Orlandersmith’s writing, coupled with the superb acting of Alexander, Tessa Auberjonois and Tory Kittles, plus the live music of Nedra Wheeler on bass and Doug Webb on saxophone, creates a pure and complete theatrical satisfaction.

“Bones” is not just a play, it’s an experience. In fact, director Gordon Edelstein has made it a public therapy session.

“Bones” is one of the most unforgettable, uncomfortable, exhausting, intense theatrical experiences you’ll ever endure.

All the elements are there.  Great writing. Fabulous acting. Sensitive directing. Affective music. Intimate set. Splendid costumes. Emotional lighting.

Kudos to everyone involved!

“Bones” was commissioned by Center Theatre Group and presented as part of DouglasPlus at the CTG/Kirk Douglas Theatre.

“Bones” stars Khandi Alexander, Tessa Auberjonois and Tory Kittles. It features Nedra Wheeler on bass and Doug Webb on saxophone. It’s written by Dael Orlandersmith and directed by Gordon Edelstein.


Darlene Donloe


“Bones,” Kirk Douglas Theatre, 9820 Washington Blvd., Culver City; 8 p.m. Fri.-Sat., Aug. 6-7; 1 and 6:30 p.m. Sun., Aug. 8; closes Aug. 8; $20; (213) 628-2772 or www. CenterTheatreGroup.org.

On the Donloe Scale, D (don’t bother), O (oh, no), N (needs work), L (likable), O (OK) and E (excellent), “Bones” gets an E (Excellent).

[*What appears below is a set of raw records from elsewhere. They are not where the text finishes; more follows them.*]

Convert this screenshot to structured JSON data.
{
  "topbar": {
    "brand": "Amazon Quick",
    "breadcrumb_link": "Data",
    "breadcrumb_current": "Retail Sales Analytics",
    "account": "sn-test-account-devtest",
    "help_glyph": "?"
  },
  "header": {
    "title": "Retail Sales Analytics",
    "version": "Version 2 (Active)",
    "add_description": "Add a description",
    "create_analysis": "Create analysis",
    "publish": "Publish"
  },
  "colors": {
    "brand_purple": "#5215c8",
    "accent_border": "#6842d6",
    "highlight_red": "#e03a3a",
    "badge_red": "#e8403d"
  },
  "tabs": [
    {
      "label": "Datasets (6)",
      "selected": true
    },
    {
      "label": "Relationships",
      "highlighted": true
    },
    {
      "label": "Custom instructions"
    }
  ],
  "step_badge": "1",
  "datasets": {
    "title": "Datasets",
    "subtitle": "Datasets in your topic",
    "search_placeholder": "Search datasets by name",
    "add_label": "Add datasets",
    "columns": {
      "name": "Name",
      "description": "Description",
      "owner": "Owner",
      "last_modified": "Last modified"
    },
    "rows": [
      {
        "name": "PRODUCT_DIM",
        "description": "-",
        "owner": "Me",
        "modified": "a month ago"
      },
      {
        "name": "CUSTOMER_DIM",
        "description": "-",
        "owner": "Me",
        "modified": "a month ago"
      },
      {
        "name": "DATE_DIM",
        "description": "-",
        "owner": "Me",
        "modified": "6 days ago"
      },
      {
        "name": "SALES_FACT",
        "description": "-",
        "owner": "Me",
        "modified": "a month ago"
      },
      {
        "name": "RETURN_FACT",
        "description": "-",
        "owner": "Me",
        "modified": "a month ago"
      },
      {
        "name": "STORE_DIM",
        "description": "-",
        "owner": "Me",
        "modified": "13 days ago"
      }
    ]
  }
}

Darlene Donloe is an entertainment journalist based in Southern california. Contact her at [email protected].